By Eric Paglia.
Svalbard is currently undergoing a significant socio-economic transition, with coalmining—once the primary economic activity and raison d’être for all Svalbard settlements—in rapid decline. Mining proved unprofitable for much of the coal era, while blackening Norway’s claims of enlightened stewardship of the Svalbard environment and damaging its international image as a country of progressive climate policies. Mining operations at Sveagruva have now ceased, and Longyearbyen—the first coalmining settlement on Svalbard and locus of Norwegian authority over the archipelago—is striving to boost other sectors such as tourism, education and research, and space services to fill the large gap left by the departure of most miners and other employees of the state-owned mining company Store Norske. The Russian community of Barentsburg, meanwhile, is also transitioning towards tourism and scientific research as coal reserves there continue to ebb.
Located along Kongsfjorden some 110 km northwest of Longyearbyen, outside the Isfjorden system where most mining towns have been established since the beginning of the 20thcentury, Ny-Ålesund kicked the coal habit—albeit under tragic circumstances—and embarked on a markedly different path almost 60 years ago. On November 5th, 1962 a mine shaft explosion took the lives of 21 miners, a tragedy that led to the downfall of Norway’s government and the end of the coalmining era in Ny-Ålesund. Several years after the accident and subsequent evacuation of the town’s inhabitants, the settlement was repurposed for scientific research, initially hosting a telemetry station for the European Space Research Organization and a field station for the Norwegian Polar Institute.

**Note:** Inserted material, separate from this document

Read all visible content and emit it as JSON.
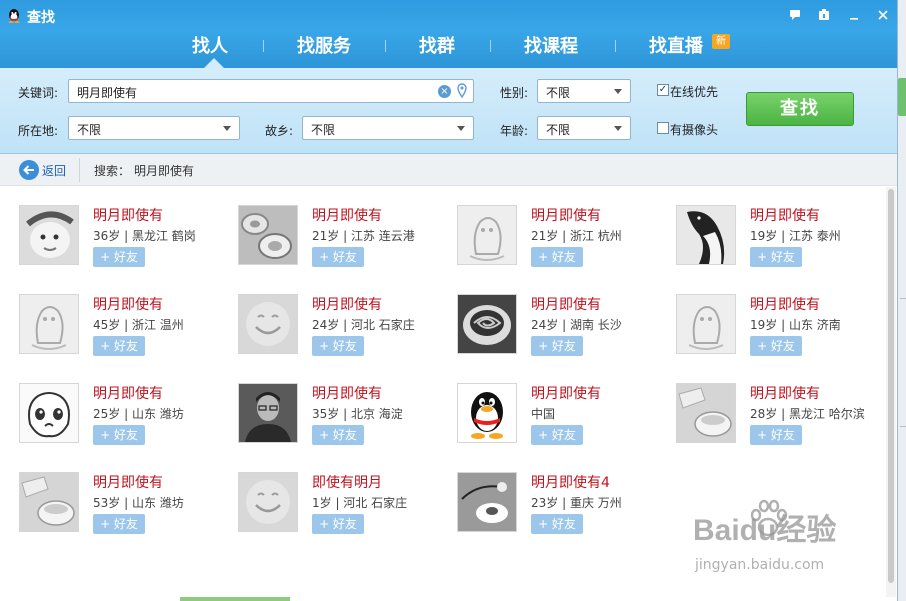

Since the early 1990s, when an array of non-Arctic states sought to expand their scientific presence in the High North in the wake of the founding of the International Arctic Science Committee, Ny-Ålesund has transformed into an international research base for natural science. By 2000, the United Kingdom, Germany, Japan, the Netherlands, Italy and France had established research stations there, followed by South Korea, China and India in the years since. The geopolitical dimension of these facilities became apparent in the run-up to the 2013 Arctic Council ministerial meeting in Kiruna, Sweden, when additional non-Arctic states were admitted as observers to the Council. All countries represented in Ny-Ålesund placed great emphasis on their research stations when constructing narratives that positioned them as legitimate Arctic stakeholders, and thus entitled to a voice in regional governance despite their geographic location well to the south of the Arctic Circle.
Science is on the ascent across the archipelago, as elaborated in the 2015-2016 Norwegian government white paper on the future of Svalbard, as well as the launch a year ago of the Svalbard Integrated Arctic Earth Observing System. Norwegian authorities have taken a renewed, more assertive stance on coordinating and to some extent steering international scientific activity, while more explicitly foregrounding Norway’s key role as host, facilitator and provider of infrastructure and logistical support for the research institutes present in Ny-Ålesund in particular. This is indicative of the overarching Norwegian geopolitical imperative on Svalbard: maintaining robust communities and exercising authority under the 1920 Svalbard Treaty, which granted Norway sovereignty and motivated much of the vast expenditure on coal mining over the past century, and today strongly influences policies in the realm of research and education on Svalbard. Local manifestations of Norway’s increasingly firm engagement are the forthcoming (expected March 2019) research strategy for Ny-Ålesund drafted by the Research Council of Norway, and the enhanced leadership role assigned to the Norwegian Polar Institute for implementing the strategy. At the same time, the government white paper calls for a shift away from “national” stations associated with research institutes of particular states, towards thematic facilities, such as the Kings Bay Marine Laboratory and the soon to be inaugurated terrestrial laboratory, that are intended to be shared by all Ny-Ålesund scientists.
Although Ny-Ålesund is explicitly a place for natural science research, several social scientists have in recent years shown interest in human activity as such in the settlement, including social anthropologist Paul Wenzel Geissler and human geographer Minna-Liina Ojala. My own research explores the contemporary history of Ny-Ålesund, and the convergence of science, geopolitics and environmental protection on Svalbard and the wider Arctic. Studying these interconnections inspired me to launch the podcast Polar Geopolitics, which, in the context of global environmental change, takes up these and a range of related issues such as governance, geo-economics, indigenous communities, sustainable development and science diplomacy in the Arctic and Antarctica. Each episode features interviews with experts on particular polar topics. The podcast is available on most major podcast platforms as well as www.polargeopolitics.com. It can be followed on Twitter @polargeopol and Facebook https://www.facebook.com/polargeopolitics/. Feedback and ideas are very welcome—please feel free to contact me at email@example.com.
Eric Paglia is a postdoctoral researcher at the Division of History of Science, Technology and Environment at KTH Royal Institute of Technology in Stockholm, Sweden. His dissertation is entitled The Northward Course of the Anthropocene: Transformation, Temporality and Telecoupling in a Time of Environmental Crisis (2016).